More here.

“All Adult HIV Patients Should Be Offered Antiretroviral Therapy”

From Science Daily:

Included in the 2012 International Antiviral Society-USA panel recommendations for human immunodeficiency virus (HIV) patient care is that all adult patients, regardless of CD4 cell count, should be offered antiretroviral therapy (ART), according to an article in the July 25 issue of JAMA, a theme issue on HIV/AIDS. Other new recommendations include changes in therapeutic options and modifications in the timing and choice of ART for patients with an opportunistic illness such as tuberculosis.

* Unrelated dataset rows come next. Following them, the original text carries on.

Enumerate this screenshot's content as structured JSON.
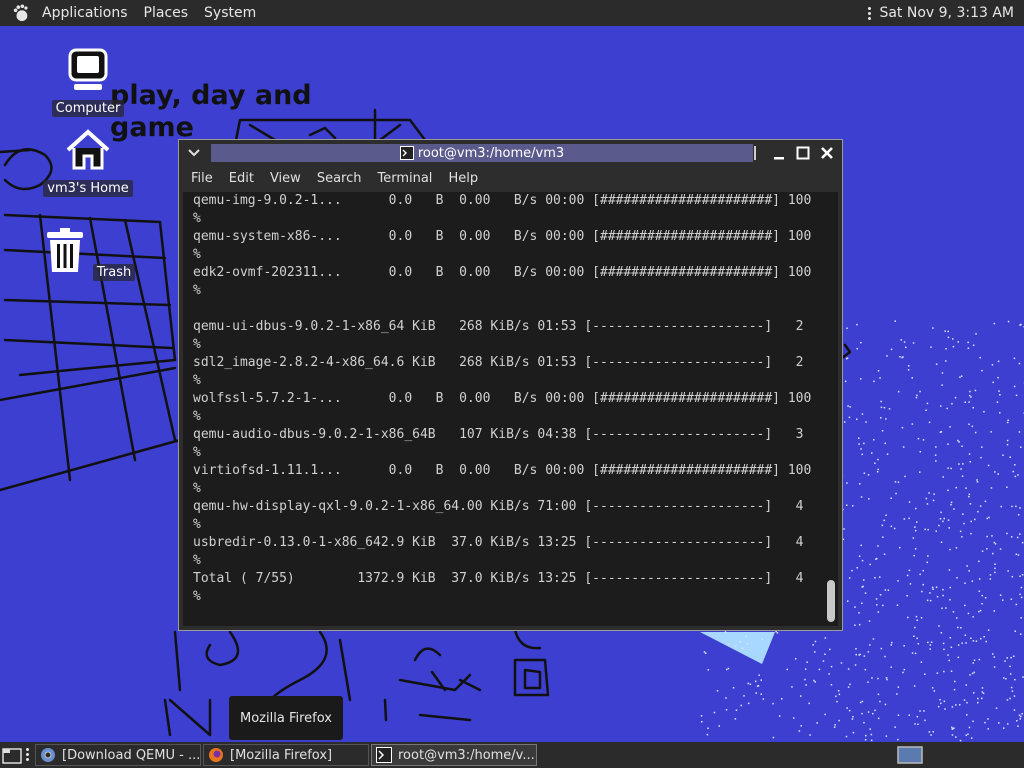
{
  "top_panel": {
    "menus": [
      "Applications",
      "Places",
      "System"
    ],
    "clock": "Sat Nov 9,  3:13 AM"
  },
  "desktop": {
    "icons": [
      {
        "label": "Computer",
        "icon": "computer-icon"
      },
      {
        "label": "vm3's Home",
        "icon": "home-folder-icon"
      },
      {
        "label": "Trash",
        "icon": "trash-icon"
      }
    ],
    "wallpaper_text": [
      "play, day and",
      "game"
    ]
  },
  "terminal": {
    "title": "root@vm3:/home/vm3",
    "menu": [
      "File",
      "Edit",
      "View",
      "Search",
      "Terminal",
      "Help"
    ],
    "lines": [
      "qemu-img-9.0.2-1...      0.0   B  0.00   B/s 00:00 [######################] 100",
      "%",
      "qemu-system-x86-...      0.0   B  0.00   B/s 00:00 [######################] 100",
      "%",
      "edk2-ovmf-202311...      0.0   B  0.00   B/s 00:00 [######################] 100",
      "%",
      "",
      "qemu-ui-dbus-9.0.2-1-x86_64 KiB   268 KiB/s 01:53 [----------------------]   2",
      "%",
      "sdl2_image-2.8.2-4-x86_64.6 KiB   268 KiB/s 01:53 [----------------------]   2",
      "%",
      "wolfssl-5.7.2-1-...      0.0   B  0.00   B/s 00:00 [######################] 100",
      "%",
      "qemu-audio-dbus-9.0.2-1-x86_64B   107 KiB/s 04:38 [----------------------]   3",
      "%",
      "virtiofsd-1.11.1...      0.0   B  0.00   B/s 00:00 [######################] 100",
      "%",
      "qemu-hw-display-qxl-9.0.2-1-x86_64.00 KiB/s 71:00 [----------------------]   4",
      "%",
      "usbredir-0.13.0-1-x86_642.9 KiB  37.0 KiB/s 13:25 [----------------------]   4",
      "%",
      "Total ( 7/55)        1372.9 KiB  37.0 KiB/s 13:25 [----------------------]   4",
      "%"
    ]
  },
  "tooltip": "Mozilla Firefox",
  "taskbar": {
    "tasks": [
      {
        "label": "[Download QEMU - ...",
        "icon": "chromium-icon"
      },
      {
        "label": "[Mozilla Firefox]",
        "icon": "firefox-icon"
      },
      {
        "label": "root@vm3:/home/v...",
        "icon": "terminal-icon"
      }
    ]
  },
  "colors": {
    "desktop_bg": "#3d3fd0",
    "panel_bg": "#2b2b2b",
    "terminal_bg": "#1c1c1c",
    "title_active": "#5a5a8c"
  }
}
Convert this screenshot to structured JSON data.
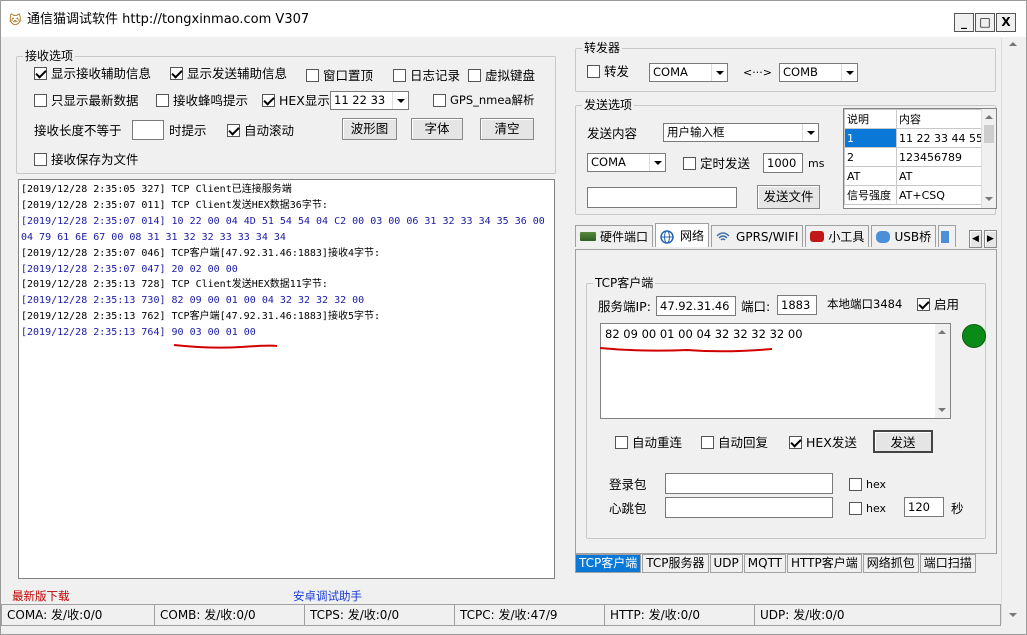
{
  "window": {
    "title": "通信猫调试软件  http://tongxinmao.com  V307",
    "minimize": "_",
    "maximize": "□",
    "close": "X"
  },
  "receive_options": {
    "group_label": "接收选项",
    "show_rx_info": "显示接收辅助信息",
    "show_tx_info": "显示发送辅助信息",
    "window_top": "窗口置顶",
    "log_record": "日志记录",
    "virtual_keyboard": "虚拟键盘",
    "latest_only": "只显示最新数据",
    "beep": "接收蜂鸣提示",
    "hex_display": "HEX显示",
    "hex_sample": "11 22 33",
    "gps_parse": "GPS_nmea解析",
    "length_label": "接收长度不等于",
    "length_value": "",
    "prompt_label": "时提示",
    "auto_scroll": "自动滚动",
    "waveform_btn": "波形图",
    "font_btn": "字体",
    "clear_btn": "清空",
    "save_to_file": "接收保存为文件"
  },
  "log": [
    {
      "t": "[2019/12/28 2:35:05 327]",
      "msg": " TCP Client已连接服务端",
      "hex": false
    },
    {
      "t": "[2019/12/28 2:35:07 011]",
      "msg": " TCP Client发送HEX数据36字节:",
      "hex": false
    },
    {
      "t": "[2019/12/28 2:35:07 014]",
      "msg": " 10 22 00 04 4D 51 54 54 04 C2 00 03 00 06 31 32 33 34 35 36 00",
      "hex": true
    },
    {
      "t": "",
      "msg": "04 79 61 6E 67 00 08 31 31 32 32 33 33 34 34",
      "hex": true
    },
    {
      "t": "[2019/12/28 2:35:07 046]",
      "msg": " TCP客户端[47.92.31.46:1883]接收4字节:",
      "hex": false
    },
    {
      "t": "[2019/12/28 2:35:07 047]",
      "msg": " 20 02 00 00",
      "hex": true
    },
    {
      "t": "[2019/12/28 2:35:13 728]",
      "msg": " TCP Client发送HEX数据11字节:",
      "hex": false
    },
    {
      "t": "[2019/12/28 2:35:13 730]",
      "msg": " 82 09 00 01 00 04 32 32 32 32 00",
      "hex": true
    },
    {
      "t": "[2019/12/28 2:35:13 762]",
      "msg": " TCP客户端[47.92.31.46:1883]接收5字节:",
      "hex": false
    },
    {
      "t": "[2019/12/28 2:35:13 764]",
      "msg": " 90 03 00 01 00",
      "hex": true
    }
  ],
  "forwarder": {
    "group_label": "转发器",
    "forward_label": "转发",
    "src": "COMA",
    "arrow": "<···>",
    "dst": "COMB"
  },
  "send_options": {
    "group_label": "发送选项",
    "content_label": "发送内容",
    "content_mode": "用户输入框",
    "port": "COMA",
    "timed_send": "定时发送",
    "interval": "1000",
    "interval_unit": "ms",
    "file_path": "",
    "send_file_btn": "发送文件",
    "table_headers": [
      "说明",
      "内容"
    ],
    "table_rows": [
      [
        "1",
        "11 22 33 44 55"
      ],
      [
        "2",
        "123456789"
      ],
      [
        "AT",
        "AT"
      ],
      [
        "信号强度",
        "AT+CSQ"
      ]
    ]
  },
  "tabs": [
    "硬件端口",
    "网络",
    "GPRS/WIFI",
    "小工具",
    "USB桥"
  ],
  "tcp_client": {
    "group_label": "TCP客户端",
    "server_ip_label": "服务端IP:",
    "server_ip": "47.92.31.46",
    "port_label": "端口:",
    "port": "1883",
    "local_port_label": "本地端口3484",
    "enable_label": "启用",
    "send_text": "82 09 00 01 00 04 32 32 32 32 00",
    "status_color": "#0a8a16",
    "auto_reconnect": "自动重连",
    "auto_reply": "自动回复",
    "hex_send": "HEX发送",
    "send_btn": "发送",
    "login_label": "登录包",
    "login_value": "",
    "heartbeat_label": "心跳包",
    "heartbeat_value": "",
    "hex_label": "hex",
    "heartbeat_interval": "120",
    "seconds": "秒"
  },
  "bottom_tabs": [
    "TCP客户端",
    "TCP服务器",
    "UDP",
    "MQTT",
    "HTTP客户端",
    "网络抓包",
    "端口扫描"
  ],
  "links": {
    "latest_download": "最新版下载",
    "android_helper": "安卓调试助手"
  },
  "status_bar": [
    "COMA: 发/收:0/0",
    "COMB: 发/收:0/0",
    "TCPS: 发/收:0/0",
    "TCPC: 发/收:47/9",
    "HTTP: 发/收:0/0",
    "UDP: 发/收:0/0"
  ],
  "colors": {
    "accent": "#0a78d7",
    "link_red": "#c00000",
    "link_blue": "#1a3bd6",
    "hex_text": "#1a1aa6",
    "annotation": "#d00000"
  }
}
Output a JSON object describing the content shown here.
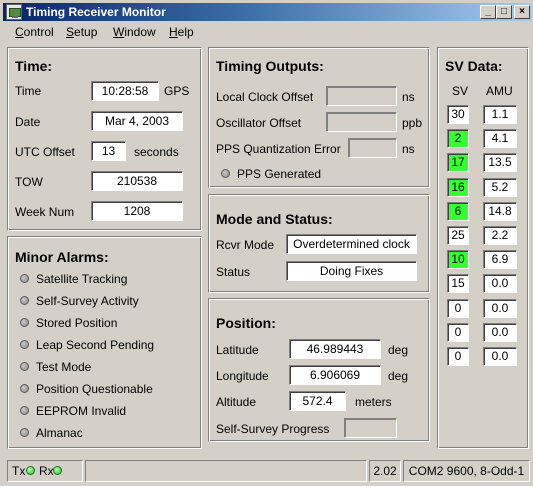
{
  "window": {
    "title": "Timing Receiver Monitor"
  },
  "menu": [
    "Control",
    "Setup",
    "Window",
    "Help"
  ],
  "time_panel": {
    "title": "Time:",
    "time_label": "Time",
    "time_value": "10:28:58",
    "time_unit": "GPS",
    "date_label": "Date",
    "date_value": "Mar 4, 2003",
    "utc_label": "UTC Offset",
    "utc_value": "13",
    "utc_unit": "seconds",
    "tow_label": "TOW",
    "tow_value": "210538",
    "week_label": "Week Num",
    "week_value": "1208"
  },
  "alarms_panel": {
    "title": "Minor Alarms:",
    "items": [
      "Satellite Tracking",
      "Self-Survey Activity",
      "Stored Position",
      "Leap Second Pending",
      "Test Mode",
      "Position Questionable",
      "EEPROM Invalid",
      "Almanac"
    ]
  },
  "timing_panel": {
    "title": "Timing Outputs:",
    "local_clock_label": "Local Clock Offset",
    "local_clock_value": "",
    "local_clock_unit": "ns",
    "osc_label": "Oscillator Offset",
    "osc_value": "",
    "osc_unit": "ppb",
    "pps_q_label": "PPS Quantization Error",
    "pps_q_value": "",
    "pps_q_unit": "ns",
    "pps_gen_label": "PPS Generated"
  },
  "mode_panel": {
    "title": "Mode and Status:",
    "rcvr_label": "Rcvr Mode",
    "rcvr_value": "Overdetermined clock",
    "status_label": "Status",
    "status_value": "Doing Fixes"
  },
  "position_panel": {
    "title": "Position:",
    "lat_label": "Latitude",
    "lat_value": "46.989443",
    "lat_unit": "deg",
    "lon_label": "Longitude",
    "lon_value": "6.906069",
    "lon_unit": "deg",
    "alt_label": "Altitude",
    "alt_value": "572.4",
    "alt_unit": "meters",
    "survey_label": "Self-Survey Progress",
    "survey_value": ""
  },
  "sv_panel": {
    "title": "SV Data:",
    "col_sv": "SV",
    "col_amu": "AMU",
    "rows": [
      {
        "sv": "30",
        "amu": "1.1",
        "tracked": false
      },
      {
        "sv": "2",
        "amu": "4.1",
        "tracked": true
      },
      {
        "sv": "17",
        "amu": "13.5",
        "tracked": true
      },
      {
        "sv": "16",
        "amu": "5.2",
        "tracked": true
      },
      {
        "sv": "6",
        "amu": "14.8",
        "tracked": true
      },
      {
        "sv": "25",
        "amu": "2.2",
        "tracked": false
      },
      {
        "sv": "10",
        "amu": "6.9",
        "tracked": true
      },
      {
        "sv": "15",
        "amu": "0.0",
        "tracked": false
      },
      {
        "sv": "0",
        "amu": "0.0",
        "tracked": false
      },
      {
        "sv": "0",
        "amu": "0.0",
        "tracked": false
      },
      {
        "sv": "0",
        "amu": "0.0",
        "tracked": false
      }
    ]
  },
  "statusbar": {
    "tx_label": "Tx",
    "rx_label": "Rx",
    "version": "2.02",
    "port": "COM2 9600, 8-Odd-1"
  },
  "colors": {
    "tracked": "#33ff33",
    "titlebar_start": "#0a246a",
    "titlebar_end": "#a6caf0",
    "led_on": "#20c020"
  }
}
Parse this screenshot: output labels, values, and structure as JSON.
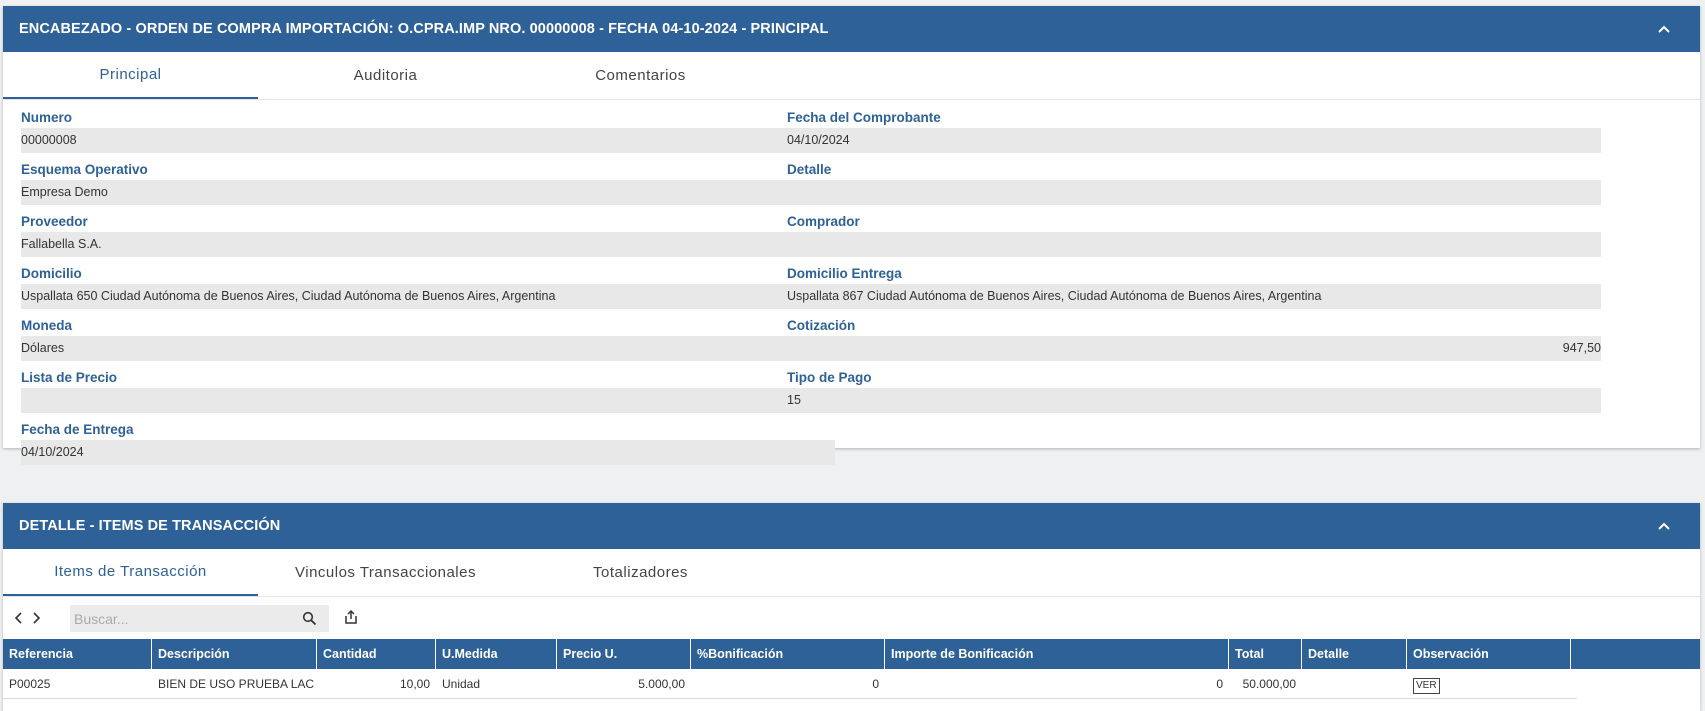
{
  "header_panel": {
    "title": "ENCABEZADO - ORDEN DE COMPRA IMPORTACIÓN: O.CPRA.IMP NRO. 00000008 - FECHA 04-10-2024 - PRINCIPAL",
    "collapse_icon": "chevron-up-icon",
    "tabs": [
      "Principal",
      "Auditoria",
      "Comentarios"
    ],
    "active_tab": "Principal",
    "fields": {
      "numero": {
        "label": "Numero",
        "value": "00000008"
      },
      "fecha_comprobante": {
        "label": "Fecha del Comprobante",
        "value": "04/10/2024"
      },
      "esquema": {
        "label": "Esquema Operativo",
        "value": "Empresa Demo"
      },
      "detalle": {
        "label": "Detalle",
        "value": ""
      },
      "proveedor": {
        "label": "Proveedor",
        "value": "Fallabella S.A."
      },
      "comprador": {
        "label": "Comprador",
        "value": ""
      },
      "domicilio": {
        "label": "Domicilio",
        "value": "Uspallata 650  Ciudad Autónoma de Buenos Aires, Ciudad Autónoma de Buenos Aires, Argentina"
      },
      "domicilio_entrega": {
        "label": "Domicilio Entrega",
        "value": "Uspallata 867  Ciudad Autónoma de Buenos Aires, Ciudad Autónoma de Buenos Aires, Argentina"
      },
      "moneda": {
        "label": "Moneda",
        "value": "Dólares"
      },
      "cotizacion": {
        "label": "Cotización",
        "value": "947,50"
      },
      "lista_precio": {
        "label": "Lista de Precio",
        "value": ""
      },
      "tipo_pago": {
        "label": "Tipo de Pago",
        "value": "15"
      },
      "fecha_entrega": {
        "label": "Fecha de Entrega",
        "value": "04/10/2024"
      }
    }
  },
  "detail_panel": {
    "title": "DETALLE - ITEMS DE TRANSACCIÓN",
    "collapse_icon": "chevron-up-icon",
    "tabs": [
      "Items de Transacción",
      "Vinculos Transaccionales",
      "Totalizadores"
    ],
    "active_tab": "Items de Transacción",
    "toolbar": {
      "search_placeholder": "Buscar...",
      "icons": [
        "chevron-left-icon",
        "chevron-right-icon",
        "search-icon",
        "export-icon"
      ]
    },
    "table": {
      "columns": [
        "Referencia",
        "Descripción",
        "Cantidad",
        "U.Medida",
        "Precio U.",
        "%Bonificación",
        "Importe de Bonificación",
        "Total",
        "Detalle",
        "Observación"
      ],
      "rows": [
        {
          "referencia": "P00025",
          "descripcion": "BIEN DE USO PRUEBA LAC",
          "cantidad": "10,00",
          "u_medida": "Unidad",
          "precio_u": "5.000,00",
          "bonificacion_pct": "0",
          "importe_bonificacion": "0",
          "total": "50.000,00",
          "detalle": "",
          "observacion_button": "VER"
        }
      ]
    }
  },
  "colors": {
    "header_bg": "#2e6197",
    "label_blue": "#2e6197",
    "field_bg": "#e8e8e8"
  }
}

Melanie A. Thompson, M.D., of the AIDS Research Consortium of Atlanta, presented the findings of the article at a JAMA media briefing at the International AIDS Conference.

Journal of the American Medical Association

Journal of the American Medical Association (Photo credit: Wikipedia)

“Since the first antiretroviral drug was approved 25 years ago, improvements in the potency, tolerability, simplicity, and availability of ART have resulted in dramatically reduced numbers of opportunistic diseases and deaths where ART is accessible,” according to background information in the article. “New trial data and drug regimens that have become available in the last 2 years warrant an update to guidelines for ART in HIV-infected adults in resource-rich settings.”

The benefit of suppressing the virus, in my opinion, is greater than the possible toxicity of medication and navigating possible side effects. We know that as long as HIV is in the body, unchecked, it’s doing damage. It’s more likely than possible that people who start antiretroviral therapy early will have less problems with secondary conditions (joint pain, arthritis, memory problems) as they progress in their lives. I think this is tremendous news.

Full Story Here.